     These figures should highlight the importance of incorporating a preventative lifestyle in order to reduce the financial burden. A number of things need to occur in order for change to happen. Individuals need to be educated more on the importance of nutrition, physical activity, balance, coordination, and proper body mechanics. Insurance companies need to expand reimbursements for preventative treatments, especially for programs that can be run by licensed physical therapists. But most importantly, individuals need to realize that insurance will not always pay for necessary professional care. 

- Patrick Berner, SPT



1. Bureau of Labor Statistics. CPI Inflation Calculator. Databases, Tables & Calculators by Subject. Published January 16, 2015. Accessed January 28, 2015.

2.  American Heart Association. Heart Disease and Stroke Statistics—2014 Update. AHA Statistical Update. 2013/12/18/01.cir.0000441139.02102.80.full.pdf. Accessed January 27, 2015.

3. Economic costs of diabetes in the U.S. in 2012. Diabetes Care. 2013;36(4):1033-46.

4. National Cancer Institute. Cancer Prevalence and Cost of Care Projections. Published January 2011. Accessed January 27, 2015.

5. Tucker DMD, Palmer AJ, Valentine WJ, Roze S, Ray JA. Counting the costs of overweight and obesity: Modeling clinical and cost outcomes. Curr Med Res Opin. 2006;22(3):575-86.

6. Davis JC, Robertson MC, Ashe MC, Liu-ambrose T, Khan KM, Marra CA. International comparison of cost of falls in older adults living in the community: A systematic review. Osteoporosis Int. 2010;21(8):1295-306.
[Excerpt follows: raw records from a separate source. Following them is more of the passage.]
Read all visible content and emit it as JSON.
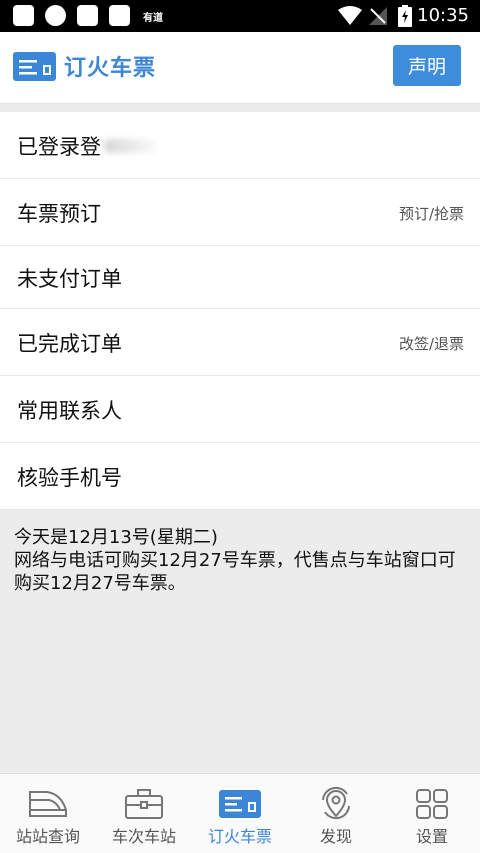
{
  "status_bar": {
    "notification_text": "有道",
    "time": "10:35"
  },
  "header": {
    "title": "订火车票",
    "statement_button": "声明"
  },
  "menu": {
    "items": [
      {
        "label": "已登录登",
        "hint": ""
      },
      {
        "label": "车票预订",
        "hint": "预订/抢票"
      },
      {
        "label": "未支付订单",
        "hint": ""
      },
      {
        "label": "已完成订单",
        "hint": "改签/退票"
      },
      {
        "label": "常用联系人",
        "hint": ""
      },
      {
        "label": "核验手机号",
        "hint": ""
      }
    ]
  },
  "notice": {
    "line1": "今天是12月13号(星期二)",
    "line2": "网络与电话可购买12月27号车票，代售点与车站窗口可购买12月27号车票。"
  },
  "bottom_nav": {
    "items": [
      {
        "label": "站站查询",
        "icon": "train-icon"
      },
      {
        "label": "车次车站",
        "icon": "briefcase-icon"
      },
      {
        "label": "订火车票",
        "icon": "ticket-icon"
      },
      {
        "label": "发现",
        "icon": "compass-location-icon"
      },
      {
        "label": "设置",
        "icon": "grid-icon"
      }
    ],
    "active_index": 2
  },
  "colors": {
    "accent": "#3b86d6",
    "button": "#3d8ddb",
    "background": "#ececec"
  }
}
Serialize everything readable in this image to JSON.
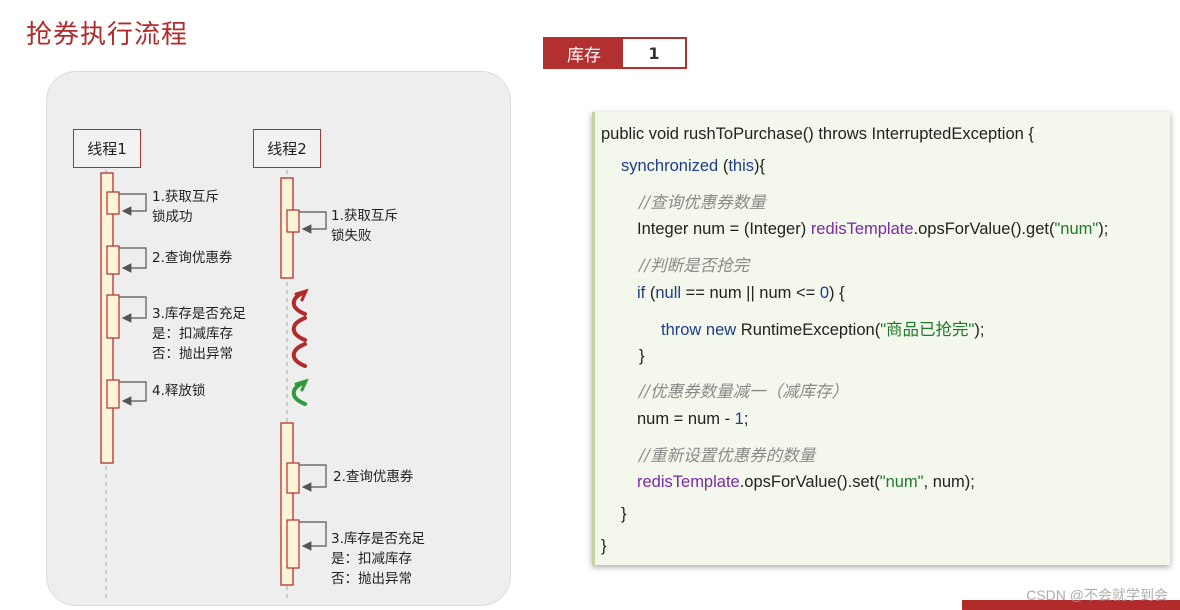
{
  "title": "抢券执行流程",
  "stock": {
    "label": "库存",
    "value": "1"
  },
  "threads": [
    {
      "name": "线程1",
      "steps": [
        [
          "1.获取互斥",
          "锁成功"
        ],
        [
          "2.查询优惠券"
        ],
        [
          "3.库存是否充足",
          "是：扣减库存",
          "否：抛出异常"
        ],
        [
          "4.释放锁"
        ]
      ]
    },
    {
      "name": "线程2",
      "steps": [
        [
          "1.获取互斥",
          "锁失败"
        ],
        [
          "2.查询优惠券"
        ],
        [
          "3.库存是否充足",
          "是：扣减库存",
          "否：抛出异常"
        ]
      ]
    }
  ],
  "code": {
    "l1": {
      "a": "public void rushToPurchase() throws InterruptedException {"
    },
    "l2": {
      "kw": "synchronized",
      "a": " (",
      "b": "this",
      "c": "){"
    },
    "l3": {
      "cm": "//查询优惠券数量"
    },
    "l4": {
      "a": "Integer num = (Integer) ",
      "fn": "redisTemplate",
      "b": ".opsForValue().get(",
      "st": "\"num\"",
      "c": ");"
    },
    "l5": {
      "cm": "//判断是否抢完"
    },
    "l6": {
      "kw": "if",
      "a": " (",
      "nl": "null",
      "b": " == num || num <= ",
      "n0": "0",
      "c": ") {"
    },
    "l7": {
      "kw": "throw new",
      "a": " RuntimeException(",
      "st": "\"商品已抢完\"",
      "b": ");"
    },
    "l8": {
      "a": "}"
    },
    "l9": {
      "cm": "//优惠券数量减一（减库存）"
    },
    "l10": {
      "a": "num = num - ",
      "n1": "1",
      "b": ";"
    },
    "l11": {
      "cm": "//重新设置优惠券的数量"
    },
    "l12": {
      "fn": "redisTemplate",
      "a": ".opsForValue().set(",
      "st": "\"num\"",
      "b": ", num);"
    },
    "l13": {
      "a": "}"
    },
    "l14": {
      "a": "}"
    }
  },
  "watermark": "CSDN @不会就学到会",
  "colors": {
    "accent": "#b23030",
    "keyword": "#1f3d8a",
    "string": "#1c7a2c",
    "field": "#7a2aa6",
    "comment": "#8a8a8a"
  }
}
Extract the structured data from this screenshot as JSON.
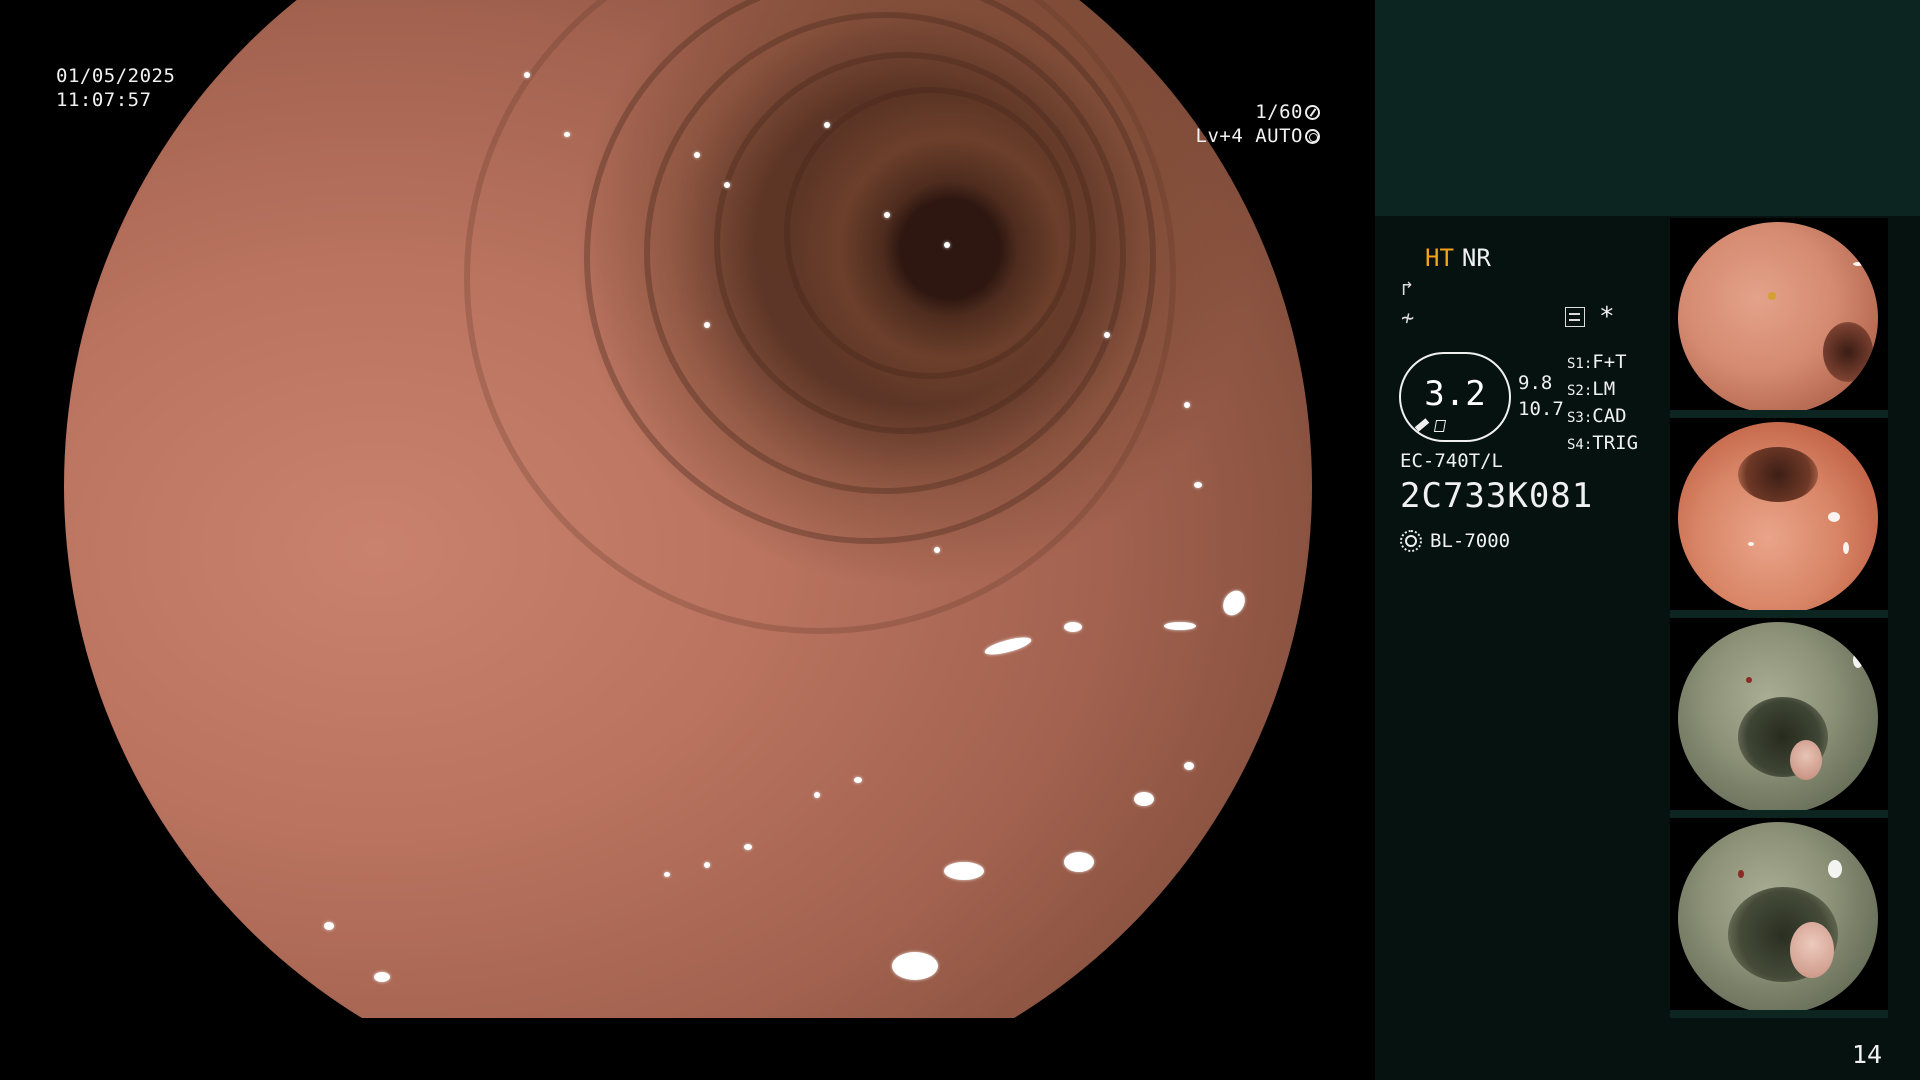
{
  "main_view": {
    "date": "01/05/2025",
    "time": "11:07:57",
    "shutter": "1/60",
    "iris": "Lv+4 AUTO"
  },
  "icons": {
    "shutter": "shutter-icon",
    "iris": "iris-icon",
    "settings": "settings-list-icon",
    "light": "light-source-icon"
  },
  "panel": {
    "ht": "HT",
    "nr": "NR",
    "icon_a": "↱",
    "icon_f": "≁",
    "asterisk": "*",
    "gauge_value": "3.2",
    "metric_1": "9.8",
    "metric_2": "10.7",
    "presets": [
      {
        "key": "S1:",
        "value": "F+T"
      },
      {
        "key": "S2:",
        "value": "LM"
      },
      {
        "key": "S3:",
        "value": "CAD"
      },
      {
        "key": "S4:",
        "value": "TRIG"
      }
    ],
    "scope_model": "EC-740T/L",
    "scope_serial": "2C733K081",
    "light_source": "BL-7000"
  },
  "page_number": "14",
  "colors": {
    "ht_accent": "#f3a21a",
    "panel_header": "#0c2521",
    "panel_body": "#051210"
  }
}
7. Crow WT, Willis DR. Estimating Cost of Care for Patients With Acute Low Back Pain: A Retrospective Review of Patient Records. J Am Osteopath Assoc. 2009;109(4):229-233.